July 18, 2010 § 2 Comments
Origanum vulgare is a perennial herb and a native of the Mediterranean region. Nowadays, oregano grows throughout most of Europe, South America and North America. Possessing medicinal properties dating back centuries, modern herbalists promote its potential health benefits and home-grown remedies.
Plants are easily started from seed, stem cuttings, or mature root division.
Different varieties of oregano will cross pollinate, meaning there’s a whole experimental field out there.
Oregano seeds require a bit of light to germinate, so cover only slightly with soil. Start seeds indoors and transplant. Does good in a slightly alkaline pH (between 6 and 8), and well-drained, dry, yet nutrient-rich soil.
Divide plants when the centers begin to die out or the stems become too woody. Or divide to make more plants.
Requires little maintenance. The flowers should be pinched to keep the plants bushy and prevent them from bolting. When behind a window, keep out of full sun because leaves can scorch. Outdoors it likes full sun. Keep weeds under control.
Few pests bother oregano. But keep an eye out for spider mites and aphids. Mulching with hay helps keep plants clean outdoors.
Oregano leaves taste best before flowering. Begin harvesting when plants have reached 8-10 cm. Cutting stems all the way back to the ground encourages more stems and a fuller plant.
Oregano contains volatile oils that make it an emmenagogue, anti-oxidant, anti-viral, anti-fungal, anti-parasitic, anti-bacterial, anti-inflammatory, digestive and anti-allergenic. Its powerful antioxidant capacities aid in the general neutralization of disease-causing free radicals in the body.

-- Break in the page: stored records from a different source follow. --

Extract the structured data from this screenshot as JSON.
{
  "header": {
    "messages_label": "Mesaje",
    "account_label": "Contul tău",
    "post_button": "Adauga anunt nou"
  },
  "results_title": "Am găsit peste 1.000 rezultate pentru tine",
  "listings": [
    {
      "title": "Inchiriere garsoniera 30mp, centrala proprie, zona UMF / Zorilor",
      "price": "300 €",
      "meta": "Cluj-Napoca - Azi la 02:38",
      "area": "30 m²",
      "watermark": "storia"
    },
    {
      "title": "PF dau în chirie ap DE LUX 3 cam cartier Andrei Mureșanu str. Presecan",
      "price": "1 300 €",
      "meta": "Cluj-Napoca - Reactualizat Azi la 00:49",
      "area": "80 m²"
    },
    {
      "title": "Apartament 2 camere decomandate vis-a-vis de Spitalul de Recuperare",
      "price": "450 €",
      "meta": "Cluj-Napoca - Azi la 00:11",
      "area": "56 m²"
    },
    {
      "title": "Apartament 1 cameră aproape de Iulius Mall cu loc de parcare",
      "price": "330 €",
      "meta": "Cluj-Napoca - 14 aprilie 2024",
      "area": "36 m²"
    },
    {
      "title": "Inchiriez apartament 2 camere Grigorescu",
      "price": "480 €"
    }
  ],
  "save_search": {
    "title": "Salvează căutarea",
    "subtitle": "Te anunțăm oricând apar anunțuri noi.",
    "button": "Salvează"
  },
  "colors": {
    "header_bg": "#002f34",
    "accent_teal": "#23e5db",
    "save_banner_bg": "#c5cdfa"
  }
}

Can be used in pizza, spaghetti and marinara sauces, and many other Italian dishes. Complements beef and lamb stews. Can be added to gravies, salads, soups, and vegetable juices.